What to produce: Write out exactly, with both ends included, the lines that run from the line containing "Extract the structured" to the end of the entries. Pictures are not part of the answer.
[[ Excerpted data, beginning ]]
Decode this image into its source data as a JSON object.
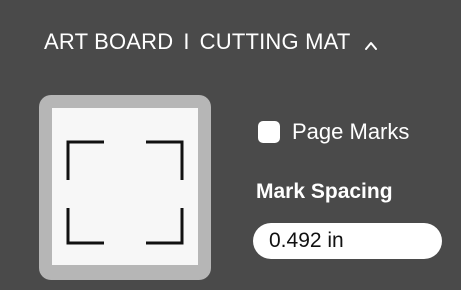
{
  "header": {
    "art_board": "ART BOARD",
    "separator": "I",
    "cutting_mat": "CUTTING MAT",
    "collapse_icon": "chevron-up-icon"
  },
  "page_marks": {
    "label": "Page Marks",
    "checked": false
  },
  "mark_spacing": {
    "label": "Mark Spacing",
    "value": "0.492 in"
  },
  "colors": {
    "panel_bg": "#4a4a4a",
    "preview_frame": "#b6b6b6",
    "preview_page": "#f7f7f7",
    "text": "#ffffff"
  }
}
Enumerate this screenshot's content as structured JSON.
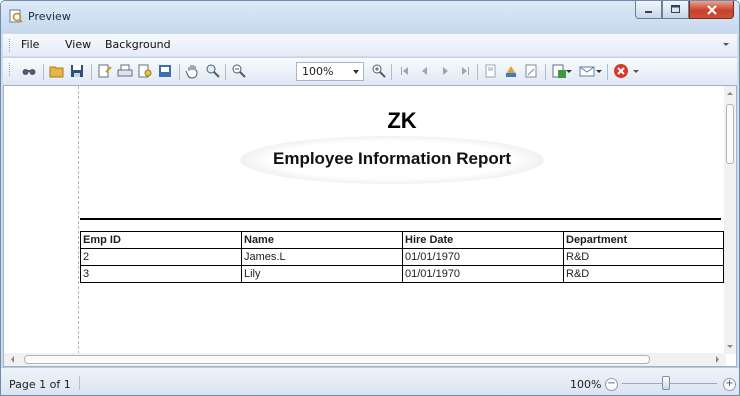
{
  "window": {
    "title": "Preview"
  },
  "menu": {
    "file": "File",
    "view": "View",
    "background": "Background"
  },
  "toolbar": {
    "zoom_value": "100%"
  },
  "report": {
    "company": "ZK",
    "title": "Employee Information Report",
    "columns": [
      "Emp ID",
      "Name",
      "Hire Date",
      "Department"
    ],
    "rows": [
      [
        "2",
        "James.L",
        "01/01/1970",
        "R&D"
      ],
      [
        "3",
        "Lily",
        "01/01/1970",
        "R&D"
      ]
    ]
  },
  "status": {
    "page_info": "Page 1 of 1",
    "zoom": "100%",
    "zoom_level_percent": 100
  },
  "colors": {
    "titlebar": "#dde9f6",
    "close_button": "#c7412c",
    "toolbar": "#e4ecf6"
  },
  "icons": [
    "find-icon",
    "open-icon",
    "save-icon",
    "page-setup-icon",
    "print-icon",
    "print-preview-icon",
    "export-icon",
    "hand-icon",
    "magnifier-icon",
    "zoom-out-icon",
    "zoom-in-icon",
    "first-page-icon",
    "previous-page-icon",
    "next-page-icon",
    "last-page-icon",
    "fill-background-icon",
    "watermark-icon",
    "edit-page-header-icon",
    "export-document-icon",
    "send-email-icon",
    "close-preview-icon"
  ]
}
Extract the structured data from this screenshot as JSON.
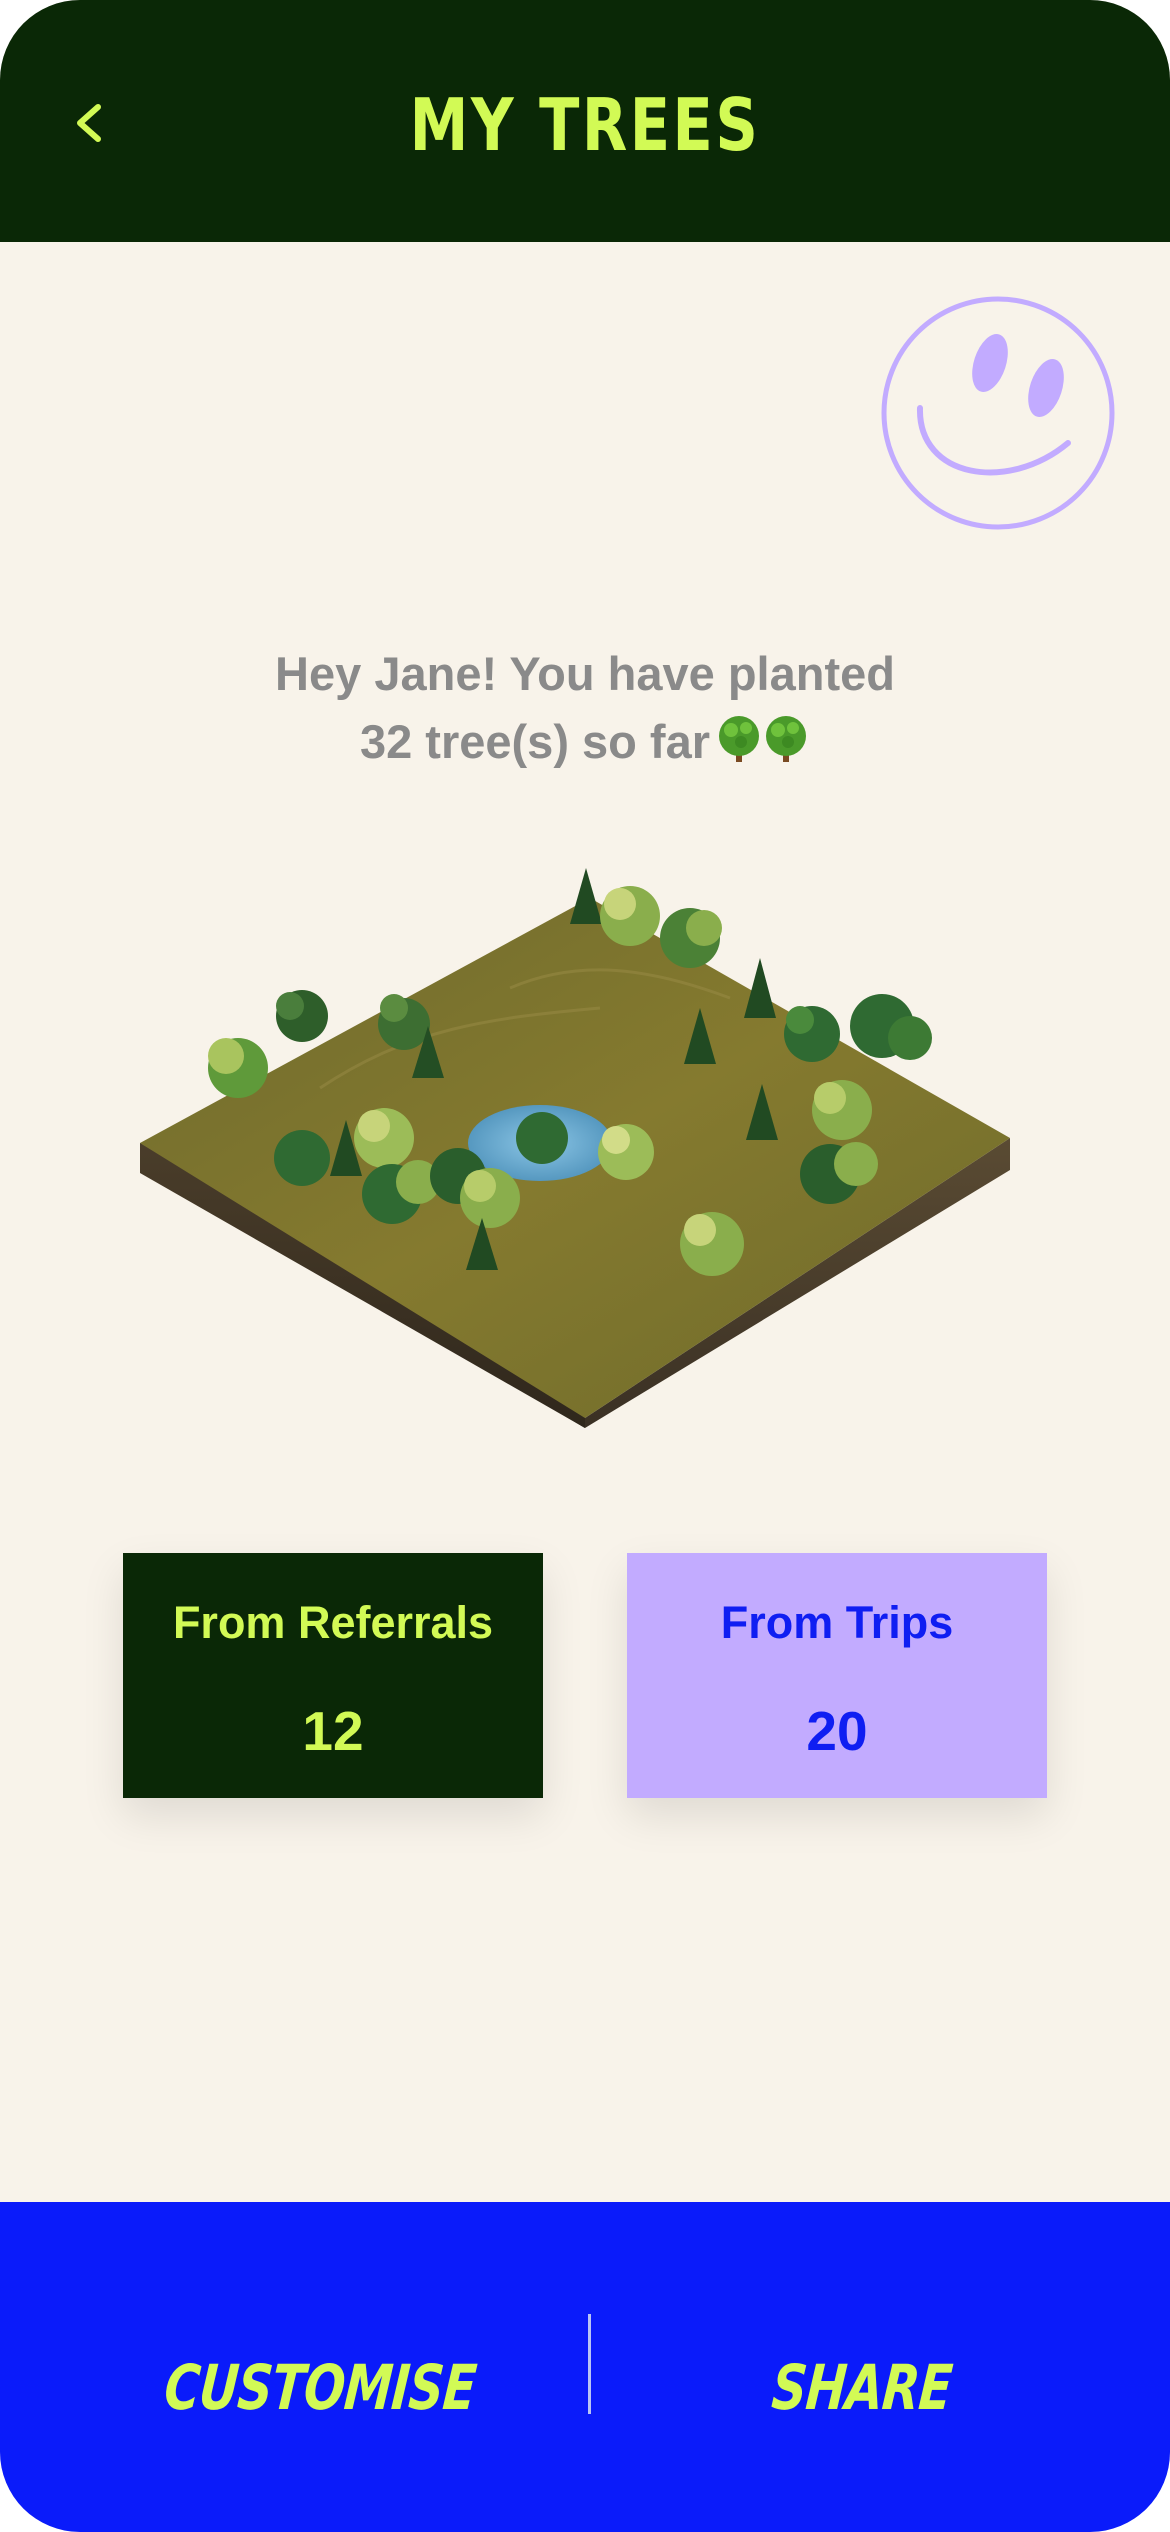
{
  "header": {
    "title": "MY TREES",
    "back_icon": "chevron-left-icon"
  },
  "colors": {
    "header_bg": "#0a2806",
    "accent_lime": "#d2fa55",
    "page_bg": "#f8f3ea",
    "lavender": "#c2abff",
    "blue": "#0a1bfa"
  },
  "message": {
    "line1": "Hey Jane! You have planted",
    "line2": "32 tree(s) so far"
  },
  "stats": [
    {
      "label": "From Referrals",
      "value": "12"
    },
    {
      "label": "From Trips",
      "value": "20"
    }
  ],
  "footer": {
    "customise_label": "CUSTOMISE",
    "share_label": "SHARE"
  }
}
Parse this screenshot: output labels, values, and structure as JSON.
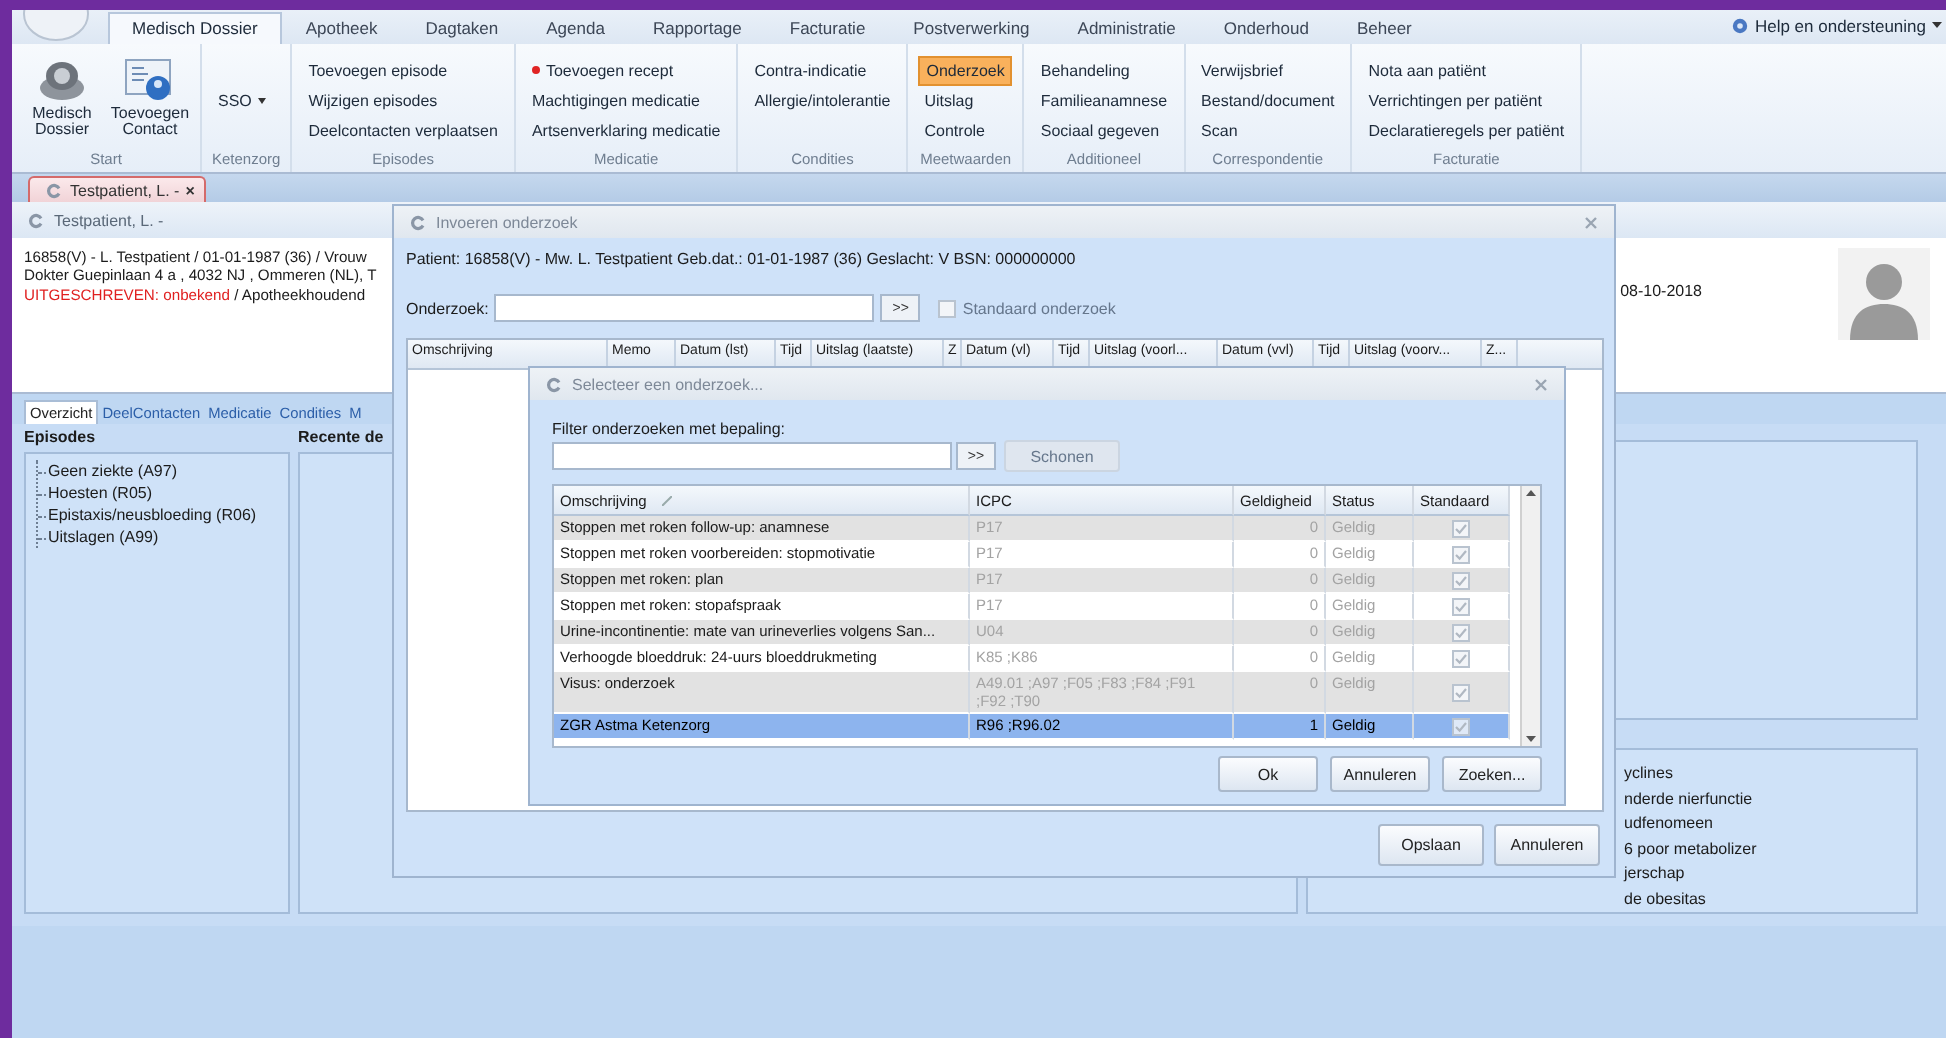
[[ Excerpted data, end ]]
Result:
Extract the structured data from this screenshot as JSON.
{
  "header": {
    "title": "MY TREES",
    "back_icon": "chevron-left-icon"
  },
  "colors": {
    "header_bg": "#0a2806",
    "accent_lime": "#d2fa55",
    "page_bg": "#f8f3ea",
    "lavender": "#c2abff",
    "blue": "#0a1bfa"
  },
  "message": {
    "line1": "Hey Jane! You have planted",
    "line2": "32 tree(s) so far"
  },
  "stats": [
    {
      "label": "From Referrals",
      "value": "12"
    },
    {
      "label": "From Trips",
      "value": "20"
    }
  ],
  "footer": {
    "customise_label": "CUSTOMISE",
    "share_label": "SHARE"
  }
}
Parse this screenshot: output labels, values, and structure as JSON.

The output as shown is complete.